"""

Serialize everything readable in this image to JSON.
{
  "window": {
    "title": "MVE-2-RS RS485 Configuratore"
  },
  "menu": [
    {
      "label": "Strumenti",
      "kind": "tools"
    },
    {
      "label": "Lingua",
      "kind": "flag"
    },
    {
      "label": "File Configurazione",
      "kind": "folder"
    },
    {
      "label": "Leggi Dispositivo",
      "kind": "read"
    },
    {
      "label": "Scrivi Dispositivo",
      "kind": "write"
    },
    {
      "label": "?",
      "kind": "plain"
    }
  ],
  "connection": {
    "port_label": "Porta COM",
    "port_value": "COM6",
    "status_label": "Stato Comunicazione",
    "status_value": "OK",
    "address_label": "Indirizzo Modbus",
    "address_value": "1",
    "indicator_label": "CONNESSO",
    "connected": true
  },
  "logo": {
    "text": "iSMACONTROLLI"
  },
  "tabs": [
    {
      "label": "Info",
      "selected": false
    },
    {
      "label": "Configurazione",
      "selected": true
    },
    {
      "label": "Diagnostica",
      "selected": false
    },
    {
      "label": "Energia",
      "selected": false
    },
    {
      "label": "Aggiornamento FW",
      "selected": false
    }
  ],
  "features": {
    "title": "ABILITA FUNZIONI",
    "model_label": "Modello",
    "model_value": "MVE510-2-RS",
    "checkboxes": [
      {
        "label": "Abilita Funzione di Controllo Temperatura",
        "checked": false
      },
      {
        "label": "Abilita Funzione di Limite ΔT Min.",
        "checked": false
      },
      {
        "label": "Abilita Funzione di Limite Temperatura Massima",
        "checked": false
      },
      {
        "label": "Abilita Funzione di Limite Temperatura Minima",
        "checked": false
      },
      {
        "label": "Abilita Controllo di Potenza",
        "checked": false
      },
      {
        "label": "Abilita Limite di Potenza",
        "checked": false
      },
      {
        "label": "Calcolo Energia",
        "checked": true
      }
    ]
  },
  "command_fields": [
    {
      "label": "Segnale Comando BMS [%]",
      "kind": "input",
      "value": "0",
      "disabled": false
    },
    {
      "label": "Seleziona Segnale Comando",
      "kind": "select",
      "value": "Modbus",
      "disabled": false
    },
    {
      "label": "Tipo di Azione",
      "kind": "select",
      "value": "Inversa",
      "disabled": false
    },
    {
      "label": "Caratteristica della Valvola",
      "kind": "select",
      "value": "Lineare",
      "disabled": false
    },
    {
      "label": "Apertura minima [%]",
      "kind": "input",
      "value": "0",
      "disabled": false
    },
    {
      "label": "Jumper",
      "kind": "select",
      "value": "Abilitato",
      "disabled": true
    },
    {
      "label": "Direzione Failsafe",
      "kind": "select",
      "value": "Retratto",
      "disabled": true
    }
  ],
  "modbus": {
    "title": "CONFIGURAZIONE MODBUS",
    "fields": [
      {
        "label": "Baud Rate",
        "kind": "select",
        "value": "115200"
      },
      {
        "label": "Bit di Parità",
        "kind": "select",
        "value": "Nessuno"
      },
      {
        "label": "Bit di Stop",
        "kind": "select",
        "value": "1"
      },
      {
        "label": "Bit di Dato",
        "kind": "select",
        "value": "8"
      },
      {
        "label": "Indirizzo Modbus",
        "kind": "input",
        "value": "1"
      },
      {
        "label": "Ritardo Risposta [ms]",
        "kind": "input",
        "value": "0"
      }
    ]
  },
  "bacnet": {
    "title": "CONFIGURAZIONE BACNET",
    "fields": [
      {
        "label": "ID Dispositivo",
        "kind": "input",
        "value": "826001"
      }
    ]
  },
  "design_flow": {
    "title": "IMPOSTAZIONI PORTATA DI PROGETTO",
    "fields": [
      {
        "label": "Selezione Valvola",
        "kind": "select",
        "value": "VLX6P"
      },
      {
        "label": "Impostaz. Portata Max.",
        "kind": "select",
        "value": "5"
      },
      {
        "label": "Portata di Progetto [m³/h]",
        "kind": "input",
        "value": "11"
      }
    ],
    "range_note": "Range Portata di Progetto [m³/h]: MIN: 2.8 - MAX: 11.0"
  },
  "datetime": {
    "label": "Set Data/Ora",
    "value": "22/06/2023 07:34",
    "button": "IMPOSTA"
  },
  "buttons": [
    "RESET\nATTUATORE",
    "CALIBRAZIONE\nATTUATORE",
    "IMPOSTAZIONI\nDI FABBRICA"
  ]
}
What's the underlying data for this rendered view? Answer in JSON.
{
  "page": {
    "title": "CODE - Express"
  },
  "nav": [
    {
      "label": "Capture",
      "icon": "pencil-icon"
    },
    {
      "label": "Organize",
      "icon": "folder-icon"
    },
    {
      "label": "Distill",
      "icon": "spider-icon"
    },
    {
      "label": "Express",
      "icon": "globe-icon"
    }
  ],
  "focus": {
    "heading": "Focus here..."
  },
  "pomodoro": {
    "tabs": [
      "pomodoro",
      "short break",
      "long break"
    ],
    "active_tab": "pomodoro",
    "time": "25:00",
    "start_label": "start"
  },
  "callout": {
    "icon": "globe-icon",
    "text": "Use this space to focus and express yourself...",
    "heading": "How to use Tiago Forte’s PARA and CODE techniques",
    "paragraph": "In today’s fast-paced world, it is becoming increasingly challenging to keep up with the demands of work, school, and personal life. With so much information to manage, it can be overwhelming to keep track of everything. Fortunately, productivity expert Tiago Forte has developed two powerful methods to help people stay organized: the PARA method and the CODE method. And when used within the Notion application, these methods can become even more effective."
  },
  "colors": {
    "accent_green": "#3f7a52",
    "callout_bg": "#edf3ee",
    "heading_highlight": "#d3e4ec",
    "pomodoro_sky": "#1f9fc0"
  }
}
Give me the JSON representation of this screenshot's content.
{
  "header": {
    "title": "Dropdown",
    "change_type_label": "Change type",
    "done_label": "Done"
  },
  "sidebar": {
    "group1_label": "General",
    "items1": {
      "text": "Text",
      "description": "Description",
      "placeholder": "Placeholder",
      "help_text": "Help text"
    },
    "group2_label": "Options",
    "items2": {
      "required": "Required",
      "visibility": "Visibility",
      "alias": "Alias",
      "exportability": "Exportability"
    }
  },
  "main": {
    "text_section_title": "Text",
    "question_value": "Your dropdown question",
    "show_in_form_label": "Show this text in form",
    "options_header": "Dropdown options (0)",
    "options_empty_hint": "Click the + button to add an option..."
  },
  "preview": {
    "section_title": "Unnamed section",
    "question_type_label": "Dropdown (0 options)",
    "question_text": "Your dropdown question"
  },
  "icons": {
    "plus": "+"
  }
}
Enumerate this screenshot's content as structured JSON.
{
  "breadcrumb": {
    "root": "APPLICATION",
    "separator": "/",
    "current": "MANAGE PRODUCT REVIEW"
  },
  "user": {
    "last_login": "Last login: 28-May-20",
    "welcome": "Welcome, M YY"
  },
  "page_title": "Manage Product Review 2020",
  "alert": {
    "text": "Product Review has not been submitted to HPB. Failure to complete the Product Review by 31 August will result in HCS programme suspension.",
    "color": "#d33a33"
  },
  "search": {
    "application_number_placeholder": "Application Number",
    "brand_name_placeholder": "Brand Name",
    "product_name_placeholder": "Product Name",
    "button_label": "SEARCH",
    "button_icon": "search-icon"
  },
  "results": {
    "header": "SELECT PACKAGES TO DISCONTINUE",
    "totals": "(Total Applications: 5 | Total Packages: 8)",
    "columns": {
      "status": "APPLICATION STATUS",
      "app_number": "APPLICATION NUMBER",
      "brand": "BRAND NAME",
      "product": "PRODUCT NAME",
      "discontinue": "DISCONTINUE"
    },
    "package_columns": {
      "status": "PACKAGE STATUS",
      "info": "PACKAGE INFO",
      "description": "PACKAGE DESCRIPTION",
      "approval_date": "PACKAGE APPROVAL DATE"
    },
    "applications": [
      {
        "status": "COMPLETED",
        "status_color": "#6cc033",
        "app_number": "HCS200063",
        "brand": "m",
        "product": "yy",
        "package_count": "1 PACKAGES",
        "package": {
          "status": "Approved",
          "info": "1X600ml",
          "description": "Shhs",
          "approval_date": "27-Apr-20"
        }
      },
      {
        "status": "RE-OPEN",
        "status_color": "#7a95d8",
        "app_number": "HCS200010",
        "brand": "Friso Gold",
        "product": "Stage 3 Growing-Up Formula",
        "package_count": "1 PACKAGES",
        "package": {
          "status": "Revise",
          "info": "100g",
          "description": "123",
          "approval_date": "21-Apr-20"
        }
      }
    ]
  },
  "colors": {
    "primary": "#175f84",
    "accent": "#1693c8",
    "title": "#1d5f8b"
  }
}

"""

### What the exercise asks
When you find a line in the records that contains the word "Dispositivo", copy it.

### Response
      "label": "Leggi Dispositivo",
      "label": "Scrivi Dispositivo",
        "label": "ID Dispositivo",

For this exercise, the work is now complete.